# Problem to solve:
Character for character, reproduce every entry below.

(Web page and app entries)
= Beginning of Section =

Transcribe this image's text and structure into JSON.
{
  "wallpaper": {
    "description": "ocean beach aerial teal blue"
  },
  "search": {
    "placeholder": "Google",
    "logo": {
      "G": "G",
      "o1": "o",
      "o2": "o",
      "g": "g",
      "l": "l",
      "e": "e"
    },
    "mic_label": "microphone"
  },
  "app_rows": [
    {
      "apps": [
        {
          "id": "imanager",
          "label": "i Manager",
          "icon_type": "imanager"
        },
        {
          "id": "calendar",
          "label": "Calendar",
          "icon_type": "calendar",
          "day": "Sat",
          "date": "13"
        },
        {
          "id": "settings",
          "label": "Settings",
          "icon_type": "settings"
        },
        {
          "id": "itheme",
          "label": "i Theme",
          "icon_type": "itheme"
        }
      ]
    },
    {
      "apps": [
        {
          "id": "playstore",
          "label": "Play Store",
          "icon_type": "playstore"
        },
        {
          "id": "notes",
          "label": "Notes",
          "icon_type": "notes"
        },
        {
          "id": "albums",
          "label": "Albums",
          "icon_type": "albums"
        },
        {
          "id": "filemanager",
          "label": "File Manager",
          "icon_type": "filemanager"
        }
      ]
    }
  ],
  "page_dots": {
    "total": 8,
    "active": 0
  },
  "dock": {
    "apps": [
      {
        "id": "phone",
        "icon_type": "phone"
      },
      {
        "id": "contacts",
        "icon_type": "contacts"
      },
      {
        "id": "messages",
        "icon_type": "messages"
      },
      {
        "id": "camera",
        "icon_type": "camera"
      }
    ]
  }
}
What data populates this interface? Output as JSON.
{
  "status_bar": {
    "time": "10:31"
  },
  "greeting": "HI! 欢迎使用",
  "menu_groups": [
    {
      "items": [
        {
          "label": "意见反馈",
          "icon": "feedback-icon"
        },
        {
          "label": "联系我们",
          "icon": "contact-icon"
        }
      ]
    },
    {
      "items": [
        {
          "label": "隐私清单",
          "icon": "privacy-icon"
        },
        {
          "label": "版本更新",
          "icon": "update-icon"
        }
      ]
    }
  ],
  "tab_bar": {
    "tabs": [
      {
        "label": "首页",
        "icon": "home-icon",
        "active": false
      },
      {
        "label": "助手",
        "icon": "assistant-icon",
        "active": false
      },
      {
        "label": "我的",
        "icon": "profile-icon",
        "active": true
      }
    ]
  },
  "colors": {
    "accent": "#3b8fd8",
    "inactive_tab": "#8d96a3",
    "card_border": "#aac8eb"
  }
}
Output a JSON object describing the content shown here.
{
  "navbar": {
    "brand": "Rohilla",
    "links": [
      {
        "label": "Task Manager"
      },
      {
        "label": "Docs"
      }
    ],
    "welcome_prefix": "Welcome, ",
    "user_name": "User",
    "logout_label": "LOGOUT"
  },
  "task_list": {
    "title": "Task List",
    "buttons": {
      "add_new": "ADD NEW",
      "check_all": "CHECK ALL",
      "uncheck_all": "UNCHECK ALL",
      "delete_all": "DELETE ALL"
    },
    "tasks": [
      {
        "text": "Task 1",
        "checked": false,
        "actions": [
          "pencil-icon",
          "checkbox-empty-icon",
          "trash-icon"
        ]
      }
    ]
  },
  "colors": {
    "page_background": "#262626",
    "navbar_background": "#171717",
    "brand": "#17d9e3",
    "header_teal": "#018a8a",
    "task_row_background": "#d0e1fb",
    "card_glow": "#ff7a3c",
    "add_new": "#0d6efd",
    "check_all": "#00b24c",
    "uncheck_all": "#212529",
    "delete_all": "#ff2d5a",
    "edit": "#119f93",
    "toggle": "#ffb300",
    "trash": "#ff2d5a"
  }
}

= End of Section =

# Answer section:
Transcribe this image's text and structure into JSON.
{
  "wallpaper": {
    "description": "ocean beach aerial teal blue"
  },
  "search": {
    "placeholder": "Google",
    "logo": {
      "G": "G",
      "o1": "o",
      "o2": "o",
      "g": "g",
      "l": "l",
      "e": "e"
    },
    "mic_label": "microphone"
  },
  "app_rows": [
    {
      "apps": [
        {
          "id": "imanager",
          "label": "i Manager",
          "icon_type": "imanager"
        },
        {
          "id": "calendar",
          "label": "Calendar",
          "icon_type": "calendar",
          "day": "Sat",
          "date": "13"
        },
        {
          "id": "settings",
          "label": "Settings",
          "icon_type": "settings"
        },
        {
          "id": "itheme",
          "label": "i Theme",
          "icon_type": "itheme"
        }
      ]
    },
    {
      "apps": [
        {
          "id": "playstore",
          "label": "Play Store",
          "icon_type": "playstore"
        },
        {
          "id": "notes",
          "label": "Notes",
          "icon_type": "notes"
        },
        {
          "id": "albums",
          "label": "Albums",
          "icon_type": "albums"
        },
        {
          "id": "filemanager",
          "label": "File Manager",
          "icon_type": "filemanager"
        }
      ]
    }
  ],
  "page_dots": {
    "total": 8,
    "active": 0
  },
  "dock": {
    "apps": [
      {
        "id": "phone",
        "icon_type": "phone"
      },
      {
        "id": "contacts",
        "icon_type": "contacts"
      },
      {
        "id": "messages",
        "icon_type": "messages"
      },
      {
        "id": "camera",
        "icon_type": "camera"
      }
    ]
  }
}
What data populates this interface? Output as JSON.
{
  "status_bar": {
    "time": "10:31"
  },
  "greeting": "HI! 欢迎使用",
  "menu_groups": [
    {
      "items": [
        {
          "label": "意见反馈",
          "icon": "feedback-icon"
        },
        {
          "label": "联系我们",
          "icon": "contact-icon"
        }
      ]
    },
    {
      "items": [
        {
          "label": "隐私清单",
          "icon": "privacy-icon"
        },
        {
          "label": "版本更新",
          "icon": "update-icon"
        }
      ]
    }
  ],
  "tab_bar": {
    "tabs": [
      {
        "label": "首页",
        "icon": "home-icon",
        "active": false
      },
      {
        "label": "助手",
        "icon": "assistant-icon",
        "active": false
      },
      {
        "label": "我的",
        "icon": "profile-icon",
        "active": true
      }
    ]
  },
  "colors": {
    "accent": "#3b8fd8",
    "inactive_tab": "#8d96a3",
    "card_border": "#aac8eb"
  }
}
Output a JSON object describing the content shown here.
{
  "navbar": {
    "brand": "Rohilla",
    "links": [
      {
        "label": "Task Manager"
      },
      {
        "label": "Docs"
      }
    ],
    "welcome_prefix": "Welcome, ",
    "user_name": "User",
    "logout_label": "LOGOUT"
  },
  "task_list": {
    "title": "Task List",
    "buttons": {
      "add_new": "ADD NEW",
      "check_all": "CHECK ALL",
      "uncheck_all": "UNCHECK ALL",
      "delete_all": "DELETE ALL"
    },
    "tasks": [
      {
        "text": "Task 1",
        "checked": false,
        "actions": [
          "pencil-icon",
          "checkbox-empty-icon",
          "trash-icon"
        ]
      }
    ]
  },
  "colors": {
    "page_background": "#262626",
    "navbar_background": "#171717",
    "brand": "#17d9e3",
    "header_teal": "#018a8a",
    "task_row_background": "#d0e1fb",
    "card_glow": "#ff7a3c",
    "add_new": "#0d6efd",
    "check_all": "#00b24c",
    "uncheck_all": "#212529",
    "delete_all": "#ff2d5a",
    "edit": "#119f93",
    "toggle": "#ffb300",
    "trash": "#ff2d5a"
  }
}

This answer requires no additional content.